> _YOUR GOAL_: Counting task for the data below: how many lines hold the word "nhaaaaa"? Answer with the number only.

** Opening DATA SHOWN block **

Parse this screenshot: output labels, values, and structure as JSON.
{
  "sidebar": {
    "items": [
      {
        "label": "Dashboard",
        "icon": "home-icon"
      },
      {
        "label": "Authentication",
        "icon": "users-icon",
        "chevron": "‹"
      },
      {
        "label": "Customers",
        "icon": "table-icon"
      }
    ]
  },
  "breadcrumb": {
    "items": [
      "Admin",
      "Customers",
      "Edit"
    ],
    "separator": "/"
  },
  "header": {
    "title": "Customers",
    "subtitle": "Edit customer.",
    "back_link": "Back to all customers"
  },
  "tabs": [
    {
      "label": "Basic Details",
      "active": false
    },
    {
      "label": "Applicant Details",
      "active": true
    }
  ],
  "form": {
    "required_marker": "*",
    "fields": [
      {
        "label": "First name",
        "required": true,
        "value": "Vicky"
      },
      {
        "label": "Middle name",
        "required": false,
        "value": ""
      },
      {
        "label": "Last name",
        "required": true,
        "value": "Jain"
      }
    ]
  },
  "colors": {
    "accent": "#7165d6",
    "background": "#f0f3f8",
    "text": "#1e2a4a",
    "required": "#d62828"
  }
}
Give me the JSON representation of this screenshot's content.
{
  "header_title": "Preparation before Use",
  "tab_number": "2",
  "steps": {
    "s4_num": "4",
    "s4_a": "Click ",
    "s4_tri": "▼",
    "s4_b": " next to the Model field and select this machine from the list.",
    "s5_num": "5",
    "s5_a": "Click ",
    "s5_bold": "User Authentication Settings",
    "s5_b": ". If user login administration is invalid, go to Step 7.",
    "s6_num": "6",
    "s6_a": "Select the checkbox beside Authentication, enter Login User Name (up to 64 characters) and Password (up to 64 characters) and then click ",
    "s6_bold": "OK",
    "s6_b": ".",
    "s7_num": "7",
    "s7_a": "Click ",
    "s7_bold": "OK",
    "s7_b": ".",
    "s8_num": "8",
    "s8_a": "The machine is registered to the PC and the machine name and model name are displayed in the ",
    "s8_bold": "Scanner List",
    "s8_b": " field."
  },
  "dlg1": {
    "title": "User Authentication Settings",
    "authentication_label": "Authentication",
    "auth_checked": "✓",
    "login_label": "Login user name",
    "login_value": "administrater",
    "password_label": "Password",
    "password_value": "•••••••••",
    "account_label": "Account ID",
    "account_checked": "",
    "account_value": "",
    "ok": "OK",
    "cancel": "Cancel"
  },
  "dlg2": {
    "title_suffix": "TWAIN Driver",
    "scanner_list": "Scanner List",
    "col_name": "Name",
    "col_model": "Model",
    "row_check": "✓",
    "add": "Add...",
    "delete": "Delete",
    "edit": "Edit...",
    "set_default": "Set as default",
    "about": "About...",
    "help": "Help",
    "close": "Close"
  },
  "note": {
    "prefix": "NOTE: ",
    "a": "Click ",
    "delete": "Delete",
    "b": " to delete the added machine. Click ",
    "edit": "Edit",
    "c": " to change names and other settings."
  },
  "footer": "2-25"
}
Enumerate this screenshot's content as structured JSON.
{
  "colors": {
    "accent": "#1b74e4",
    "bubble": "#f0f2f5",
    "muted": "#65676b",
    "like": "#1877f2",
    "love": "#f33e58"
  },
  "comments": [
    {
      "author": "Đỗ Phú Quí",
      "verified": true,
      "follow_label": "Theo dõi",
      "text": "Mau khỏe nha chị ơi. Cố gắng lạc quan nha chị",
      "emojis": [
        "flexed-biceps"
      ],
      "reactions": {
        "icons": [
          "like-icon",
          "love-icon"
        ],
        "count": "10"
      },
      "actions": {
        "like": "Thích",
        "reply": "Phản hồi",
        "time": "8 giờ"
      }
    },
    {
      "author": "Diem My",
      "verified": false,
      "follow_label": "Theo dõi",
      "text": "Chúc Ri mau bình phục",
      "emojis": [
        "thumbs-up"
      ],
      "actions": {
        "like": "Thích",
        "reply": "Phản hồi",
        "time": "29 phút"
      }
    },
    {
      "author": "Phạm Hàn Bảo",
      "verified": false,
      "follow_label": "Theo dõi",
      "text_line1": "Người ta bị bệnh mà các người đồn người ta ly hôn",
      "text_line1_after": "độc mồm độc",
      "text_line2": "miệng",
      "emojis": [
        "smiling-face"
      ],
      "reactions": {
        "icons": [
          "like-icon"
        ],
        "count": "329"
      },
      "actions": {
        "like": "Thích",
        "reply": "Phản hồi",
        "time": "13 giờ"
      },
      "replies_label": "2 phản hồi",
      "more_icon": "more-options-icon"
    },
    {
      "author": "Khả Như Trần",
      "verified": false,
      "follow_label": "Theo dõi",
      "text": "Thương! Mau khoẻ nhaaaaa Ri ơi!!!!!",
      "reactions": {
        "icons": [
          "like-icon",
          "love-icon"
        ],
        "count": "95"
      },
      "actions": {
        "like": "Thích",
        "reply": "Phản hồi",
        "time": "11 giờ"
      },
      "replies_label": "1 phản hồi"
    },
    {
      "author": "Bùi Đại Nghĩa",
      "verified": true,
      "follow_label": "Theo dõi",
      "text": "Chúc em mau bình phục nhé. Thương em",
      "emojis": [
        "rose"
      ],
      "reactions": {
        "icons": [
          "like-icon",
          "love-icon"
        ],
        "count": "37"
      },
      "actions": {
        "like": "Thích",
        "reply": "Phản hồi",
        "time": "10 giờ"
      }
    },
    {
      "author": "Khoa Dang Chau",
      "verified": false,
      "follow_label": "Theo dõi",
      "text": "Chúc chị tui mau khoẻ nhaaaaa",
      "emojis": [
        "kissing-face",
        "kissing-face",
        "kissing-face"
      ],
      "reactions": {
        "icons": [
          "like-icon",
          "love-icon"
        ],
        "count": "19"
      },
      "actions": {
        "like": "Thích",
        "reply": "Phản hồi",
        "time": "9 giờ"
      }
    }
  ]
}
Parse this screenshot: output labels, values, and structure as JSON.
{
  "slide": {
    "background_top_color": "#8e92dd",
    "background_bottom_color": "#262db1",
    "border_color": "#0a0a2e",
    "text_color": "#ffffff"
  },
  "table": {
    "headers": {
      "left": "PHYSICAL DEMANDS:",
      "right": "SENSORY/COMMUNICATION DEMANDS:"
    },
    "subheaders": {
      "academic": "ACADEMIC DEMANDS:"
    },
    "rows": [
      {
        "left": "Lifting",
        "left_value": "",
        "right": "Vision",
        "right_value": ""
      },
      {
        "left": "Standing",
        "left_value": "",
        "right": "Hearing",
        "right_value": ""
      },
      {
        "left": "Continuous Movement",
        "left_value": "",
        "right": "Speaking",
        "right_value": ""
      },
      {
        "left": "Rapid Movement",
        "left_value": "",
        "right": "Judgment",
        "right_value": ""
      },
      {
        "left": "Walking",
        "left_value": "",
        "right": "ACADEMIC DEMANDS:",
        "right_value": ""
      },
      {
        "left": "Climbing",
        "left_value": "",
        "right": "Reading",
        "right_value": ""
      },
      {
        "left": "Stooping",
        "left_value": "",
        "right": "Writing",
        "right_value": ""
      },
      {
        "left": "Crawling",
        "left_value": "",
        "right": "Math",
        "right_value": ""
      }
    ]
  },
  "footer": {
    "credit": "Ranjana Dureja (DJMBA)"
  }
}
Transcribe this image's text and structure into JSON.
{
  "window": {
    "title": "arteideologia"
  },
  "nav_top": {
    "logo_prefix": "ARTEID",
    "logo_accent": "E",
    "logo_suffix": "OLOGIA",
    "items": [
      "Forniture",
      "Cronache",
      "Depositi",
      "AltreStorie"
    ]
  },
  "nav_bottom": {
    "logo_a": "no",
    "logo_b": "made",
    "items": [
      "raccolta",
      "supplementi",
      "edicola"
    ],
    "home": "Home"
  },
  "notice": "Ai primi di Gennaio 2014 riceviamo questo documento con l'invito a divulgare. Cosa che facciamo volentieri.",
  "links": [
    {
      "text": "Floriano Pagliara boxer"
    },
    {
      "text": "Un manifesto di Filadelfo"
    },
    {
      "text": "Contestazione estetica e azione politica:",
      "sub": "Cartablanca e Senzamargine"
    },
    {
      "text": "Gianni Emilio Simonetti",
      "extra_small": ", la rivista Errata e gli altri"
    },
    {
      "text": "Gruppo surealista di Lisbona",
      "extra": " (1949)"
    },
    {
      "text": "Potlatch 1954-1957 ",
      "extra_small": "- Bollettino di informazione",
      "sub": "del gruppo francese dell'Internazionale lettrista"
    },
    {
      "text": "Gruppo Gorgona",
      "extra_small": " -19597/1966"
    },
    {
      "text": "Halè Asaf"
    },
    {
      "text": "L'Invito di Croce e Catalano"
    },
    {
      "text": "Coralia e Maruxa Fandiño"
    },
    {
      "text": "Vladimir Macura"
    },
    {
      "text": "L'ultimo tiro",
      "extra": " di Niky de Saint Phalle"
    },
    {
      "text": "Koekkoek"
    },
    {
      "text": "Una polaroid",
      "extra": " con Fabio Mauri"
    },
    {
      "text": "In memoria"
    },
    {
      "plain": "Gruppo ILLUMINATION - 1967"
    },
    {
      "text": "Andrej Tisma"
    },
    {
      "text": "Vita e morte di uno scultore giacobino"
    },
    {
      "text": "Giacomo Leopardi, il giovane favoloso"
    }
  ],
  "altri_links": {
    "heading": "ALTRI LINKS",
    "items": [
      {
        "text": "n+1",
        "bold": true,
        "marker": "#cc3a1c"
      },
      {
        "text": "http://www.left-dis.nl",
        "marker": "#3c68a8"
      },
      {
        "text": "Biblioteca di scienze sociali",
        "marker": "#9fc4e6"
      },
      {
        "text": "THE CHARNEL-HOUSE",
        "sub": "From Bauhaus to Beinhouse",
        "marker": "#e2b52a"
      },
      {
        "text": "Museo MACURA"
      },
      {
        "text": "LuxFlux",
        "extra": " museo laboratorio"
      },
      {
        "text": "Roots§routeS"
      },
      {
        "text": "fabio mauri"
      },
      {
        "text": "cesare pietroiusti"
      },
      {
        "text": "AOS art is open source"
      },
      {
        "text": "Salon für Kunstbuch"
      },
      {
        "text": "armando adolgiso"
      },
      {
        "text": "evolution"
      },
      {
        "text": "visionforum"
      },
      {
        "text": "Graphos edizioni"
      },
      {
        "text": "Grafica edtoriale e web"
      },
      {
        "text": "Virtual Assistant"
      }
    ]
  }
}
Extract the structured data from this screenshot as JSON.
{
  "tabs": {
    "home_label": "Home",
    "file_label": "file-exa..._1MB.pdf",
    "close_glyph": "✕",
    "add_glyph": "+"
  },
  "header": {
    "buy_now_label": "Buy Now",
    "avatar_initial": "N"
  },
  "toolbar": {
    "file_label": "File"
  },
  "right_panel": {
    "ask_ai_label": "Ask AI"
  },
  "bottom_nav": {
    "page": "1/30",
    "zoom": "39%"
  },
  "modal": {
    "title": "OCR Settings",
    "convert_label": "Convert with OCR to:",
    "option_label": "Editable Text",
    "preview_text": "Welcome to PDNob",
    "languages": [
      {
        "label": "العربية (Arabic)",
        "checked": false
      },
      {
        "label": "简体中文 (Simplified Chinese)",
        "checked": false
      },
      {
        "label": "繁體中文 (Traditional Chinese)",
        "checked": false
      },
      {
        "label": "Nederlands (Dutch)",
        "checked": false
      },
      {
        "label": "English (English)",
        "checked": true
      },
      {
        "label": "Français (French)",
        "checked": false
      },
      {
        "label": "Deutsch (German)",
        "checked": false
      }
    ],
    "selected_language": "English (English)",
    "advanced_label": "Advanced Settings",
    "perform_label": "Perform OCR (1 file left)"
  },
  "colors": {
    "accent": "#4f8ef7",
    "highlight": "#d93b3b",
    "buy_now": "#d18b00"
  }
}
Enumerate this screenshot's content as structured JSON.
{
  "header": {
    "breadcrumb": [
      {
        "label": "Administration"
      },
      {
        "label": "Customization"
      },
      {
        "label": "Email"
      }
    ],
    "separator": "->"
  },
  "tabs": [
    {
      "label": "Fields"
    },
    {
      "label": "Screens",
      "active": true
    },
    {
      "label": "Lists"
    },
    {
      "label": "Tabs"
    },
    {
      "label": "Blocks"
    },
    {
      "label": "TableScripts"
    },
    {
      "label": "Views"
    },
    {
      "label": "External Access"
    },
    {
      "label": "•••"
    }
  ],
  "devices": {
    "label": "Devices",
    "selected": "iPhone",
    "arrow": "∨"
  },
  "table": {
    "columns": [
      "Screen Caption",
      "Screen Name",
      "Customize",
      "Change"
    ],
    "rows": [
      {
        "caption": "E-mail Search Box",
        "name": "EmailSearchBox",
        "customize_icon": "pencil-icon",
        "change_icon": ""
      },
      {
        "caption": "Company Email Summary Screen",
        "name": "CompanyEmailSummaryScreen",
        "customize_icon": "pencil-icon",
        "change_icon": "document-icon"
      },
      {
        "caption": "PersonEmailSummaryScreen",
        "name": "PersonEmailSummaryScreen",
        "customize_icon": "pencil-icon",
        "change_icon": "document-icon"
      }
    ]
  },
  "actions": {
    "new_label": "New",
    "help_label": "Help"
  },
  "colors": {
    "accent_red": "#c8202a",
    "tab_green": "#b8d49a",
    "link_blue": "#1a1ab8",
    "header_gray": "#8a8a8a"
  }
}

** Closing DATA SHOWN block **

> _RESULT OF THIS TASK_: 2